Just like us, many insects need a decent night’s sleep to function properly, but this might not be possible if they have been exposed to neonicotinoid insecticides, the most common form of insecticide used worldwide, suggests research by academics at the University of Bristol.
Two studies by scientists at Bristol’s Schools of Physiology, Pharmacology and Neuroscience and Biological Sciences have shown these insecticides affect the amount of sleep taken by both bumblebees and fruit flies, which may help us understand why insect pollinators are vanishing from the wild.

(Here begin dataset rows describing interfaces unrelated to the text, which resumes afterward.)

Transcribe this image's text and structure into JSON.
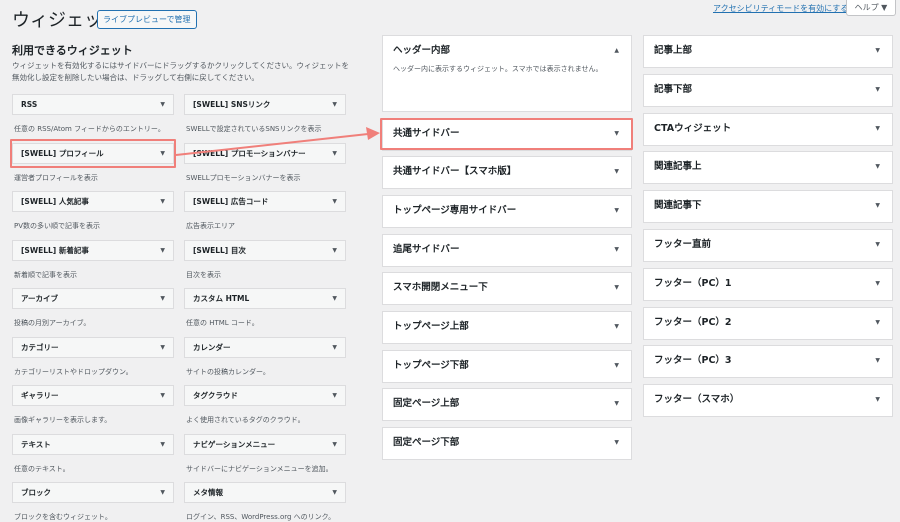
{
  "header": {
    "title": "ウィジェット",
    "preview_button": "ライブプレビューで管理",
    "accessibility_link": "アクセシビリティモードを有効にする",
    "help_tab": "ヘルプ ▼"
  },
  "available": {
    "heading": "利用できるウィジェット",
    "description": "ウィジェットを有効化するにはサイドバーにドラッグするかクリックしてください。ウィジェットを無効化し設定を削除したい場合は、ドラッグして右側に戻してください。",
    "widgets": [
      {
        "name": "RSS",
        "desc": "任意の RSS/Atom フィードからのエントリー。"
      },
      {
        "name": "[SWELL] SNSリンク",
        "desc": "SWELLで設定されているSNSリンクを表示"
      },
      {
        "name": "[SWELL] プロフィール",
        "desc": "運営者プロフィールを表示"
      },
      {
        "name": "[SWELL] プロモーションバナー",
        "desc": "SWELLプロモーションバナーを表示"
      },
      {
        "name": "[SWELL] 人気記事",
        "desc": "PV数の多い順で記事を表示"
      },
      {
        "name": "[SWELL] 広告コード",
        "desc": "広告表示エリア"
      },
      {
        "name": "[SWELL] 新着記事",
        "desc": "新着順で記事を表示"
      },
      {
        "name": "[SWELL] 目次",
        "desc": "目次を表示"
      },
      {
        "name": "アーカイブ",
        "desc": "投稿の月別アーカイブ。"
      },
      {
        "name": "カスタム HTML",
        "desc": "任意の HTML コード。"
      },
      {
        "name": "カテゴリー",
        "desc": "カテゴリーリストやドロップダウン。"
      },
      {
        "name": "カレンダー",
        "desc": "サイトの投稿カレンダー。"
      },
      {
        "name": "ギャラリー",
        "desc": "画像ギャラリーを表示します。"
      },
      {
        "name": "タグクラウド",
        "desc": "よく使用されているタグのクラウド。"
      },
      {
        "name": "テキスト",
        "desc": "任意のテキスト。"
      },
      {
        "name": "ナビゲーションメニュー",
        "desc": "サイドバーにナビゲーションメニューを追加。"
      },
      {
        "name": "ブロック",
        "desc": "ブロックを含むウィジェット。"
      },
      {
        "name": "メタ情報",
        "desc": "ログイン、RSS、WordPress.org へのリンク。"
      }
    ]
  },
  "sidebars_mid": [
    {
      "title": "ヘッダー内部",
      "desc": "ヘッダー内に表示するウィジェット。スマホでは表示されません。",
      "open": true
    },
    {
      "title": "共通サイドバー"
    },
    {
      "title": "共通サイドバー【スマホ版】"
    },
    {
      "title": "トップページ専用サイドバー"
    },
    {
      "title": "追尾サイドバー"
    },
    {
      "title": "スマホ開閉メニュー下"
    },
    {
      "title": "トップページ上部"
    },
    {
      "title": "トップページ下部"
    },
    {
      "title": "固定ページ上部"
    },
    {
      "title": "固定ページ下部"
    }
  ],
  "sidebars_right": [
    {
      "title": "記事上部"
    },
    {
      "title": "記事下部"
    },
    {
      "title": "CTAウィジェット"
    },
    {
      "title": "関連記事上"
    },
    {
      "title": "関連記事下"
    },
    {
      "title": "フッター直前"
    },
    {
      "title": "フッター（PC）1"
    },
    {
      "title": "フッター（PC）2"
    },
    {
      "title": "フッター（PC）3"
    },
    {
      "title": "フッター（スマホ）"
    }
  ],
  "icons": {
    "toggle_collapsed": "▼",
    "toggle_open": "▲"
  },
  "colors": {
    "highlight": "#f07f7a",
    "link": "#2271b1",
    "background": "#f0f0f1"
  }
}
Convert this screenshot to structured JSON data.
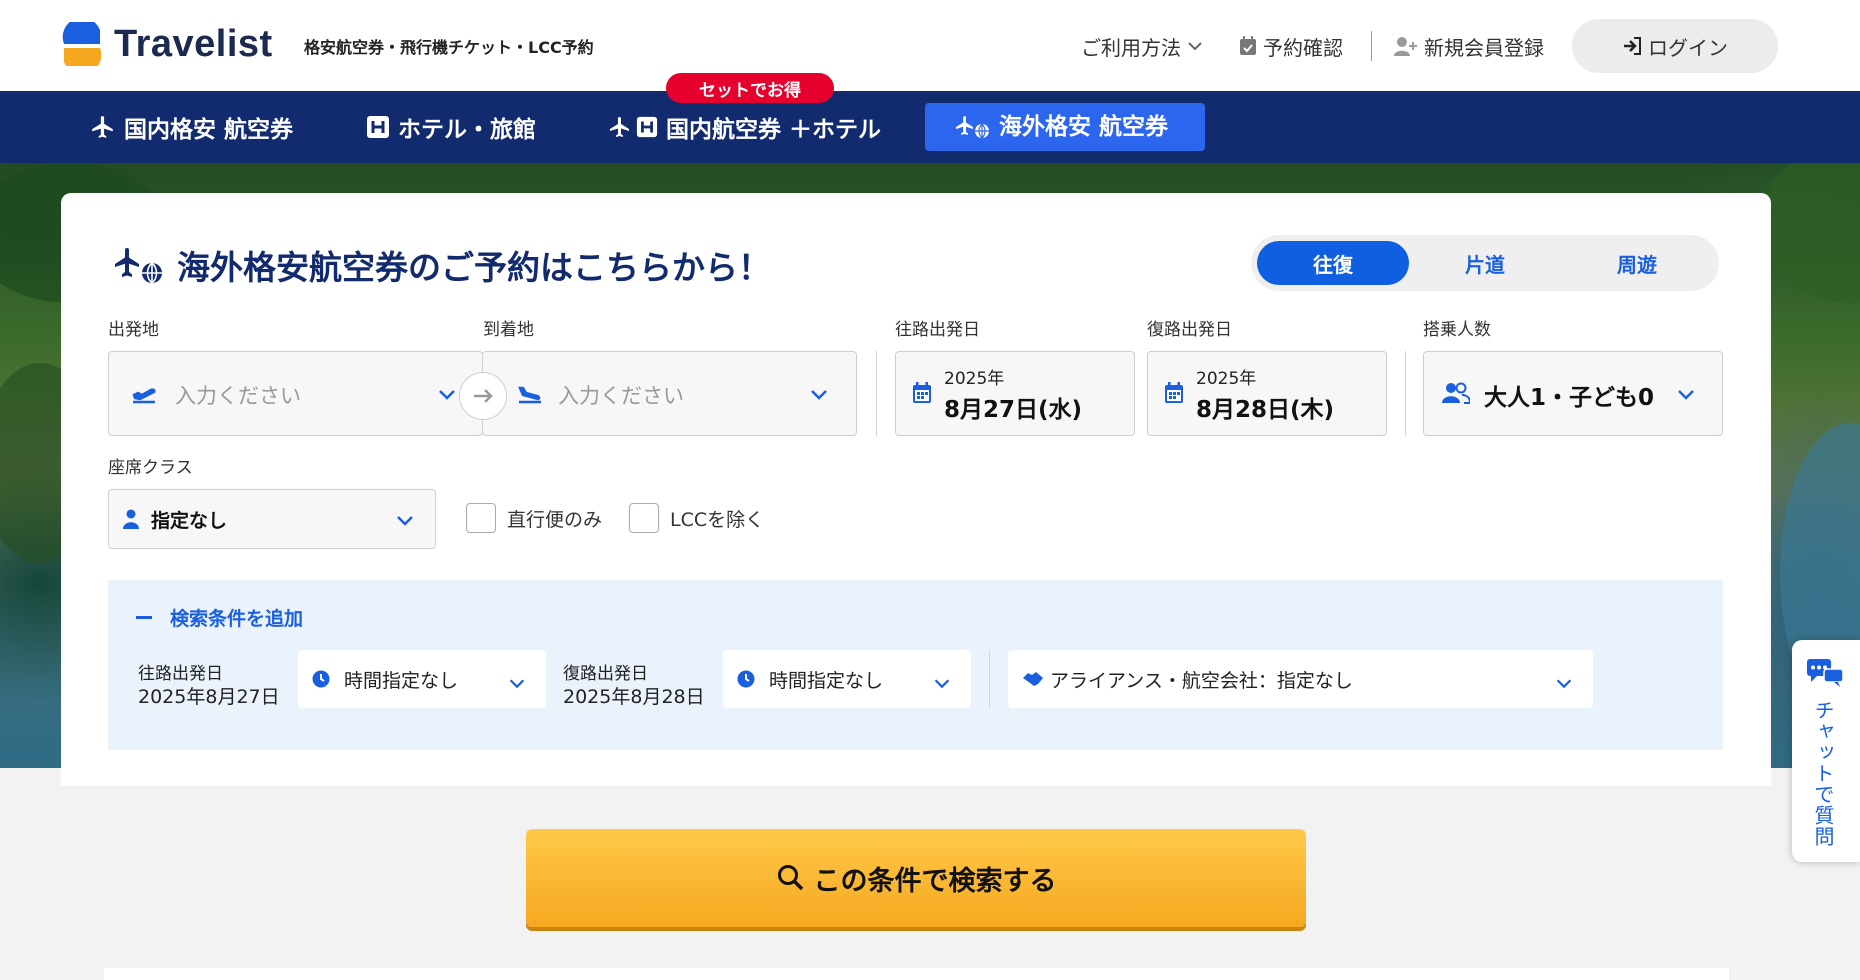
{
  "header": {
    "logo_text": "Travelist",
    "tagline": "格安航空券・飛行機チケット・LCC予約",
    "nav": {
      "usage": "ご利用方法",
      "booking_check": "予約確認",
      "register": "新規会員登録",
      "login": "ログイン"
    }
  },
  "navbar": {
    "tabs": [
      {
        "label": "国内格安 航空券",
        "icon": "airplane-icon"
      },
      {
        "label": "ホテル・旅館",
        "icon": "hotel-icon"
      },
      {
        "label": "国内航空券 ＋ホテル",
        "icon": "airplane-hotel-icon"
      },
      {
        "label": "海外格安 航空券",
        "icon": "airplane-globe-icon",
        "active": true
      }
    ],
    "promo_badge": "セットでお得"
  },
  "search": {
    "title": "海外格安航空券のご予約はこちらから！",
    "trip_types": [
      {
        "label": "往復",
        "selected": true
      },
      {
        "label": "片道",
        "selected": false
      },
      {
        "label": "周遊",
        "selected": false
      }
    ],
    "origin": {
      "label": "出発地",
      "placeholder": "入力ください"
    },
    "destination": {
      "label": "到着地",
      "placeholder": "入力ください"
    },
    "depart_date": {
      "label": "往路出発日",
      "year": "2025年",
      "day": "8月27日(水)"
    },
    "return_date": {
      "label": "復路出発日",
      "year": "2025年",
      "day": "8月28日(木)"
    },
    "passengers": {
      "label": "搭乗人数",
      "value": "大人1・子ども0"
    },
    "seat_class": {
      "label": "座席クラス",
      "value": "指定なし"
    },
    "options": {
      "direct_only": {
        "label": "直行便のみ",
        "checked": false
      },
      "exclude_lcc": {
        "label": "LCCを除く",
        "checked": false
      }
    },
    "extra": {
      "toggle": "検索条件を追加",
      "depart_label": "往路出発日",
      "depart_date": "2025年8月27日",
      "depart_time": "時間指定なし",
      "return_label": "復路出発日",
      "return_date": "2025年8月28日",
      "return_time": "時間指定なし",
      "airline": "アライアンス・航空会社：指定なし"
    },
    "submit": "この条件で検索する"
  },
  "chat": {
    "label": "チャットで質問"
  },
  "colors": {
    "navy": "#122a6e",
    "accent_blue": "#1a5fe0",
    "promo_red": "#e6002d",
    "search_orange": "#f6a820"
  }
}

Dr Kiah Tasman, Teaching Associate in the School of Physiology, Pharmacology and Neuroscience and lead author of the studies, said: “The neonicotinoids we tested had a big effect on the amount of sleep taken by both flies and bees. If an insect was exposed to a similar amount as it might experience on a farm where the pesticide had been applied, it slept less, and its daily behavioural rhythms were knocked out of synch with the normal 24-hour cycle of day and night.”
The fruit fly study published today [21 January] in Scientific Reports, allowed the researchers to study the impact of the pesticides on the insect brain.
As well as finding that typical agricultural concentrations of neonicotinoids ruined the flies’ ability to remember, the researchers also saw changes in the clock in the fly brain which controls its 24-hour cycle of day and night.
Dr James Hodge, Associate Professor in Neuroscience in the School of Physiology, Pharmacology and Neuroscience and senior author for the study, added: “Being able to tell time is important for knowing when to be awake and forage, and it looked like these drugged insects were unable to sleep. We know quality sleep is important for insects, just as it is for humans, for their health and forming lasting memories.”
Dr Sean Rands, Senior Lecturer in the School of Biological Sciences and co-author, explained: “Bees and flies have similar structures in their brains, and this suggests one reason why these drugs are so bad for bees is they stop the bees from sleeping properly and then being able to learn where food is in their environment.
“Neonicotinoids are currently banned in the EU, and we hope that this continues in the UK as we leave EU legislation.”
(adapted from University of Bristol press release, published 21st January 2021)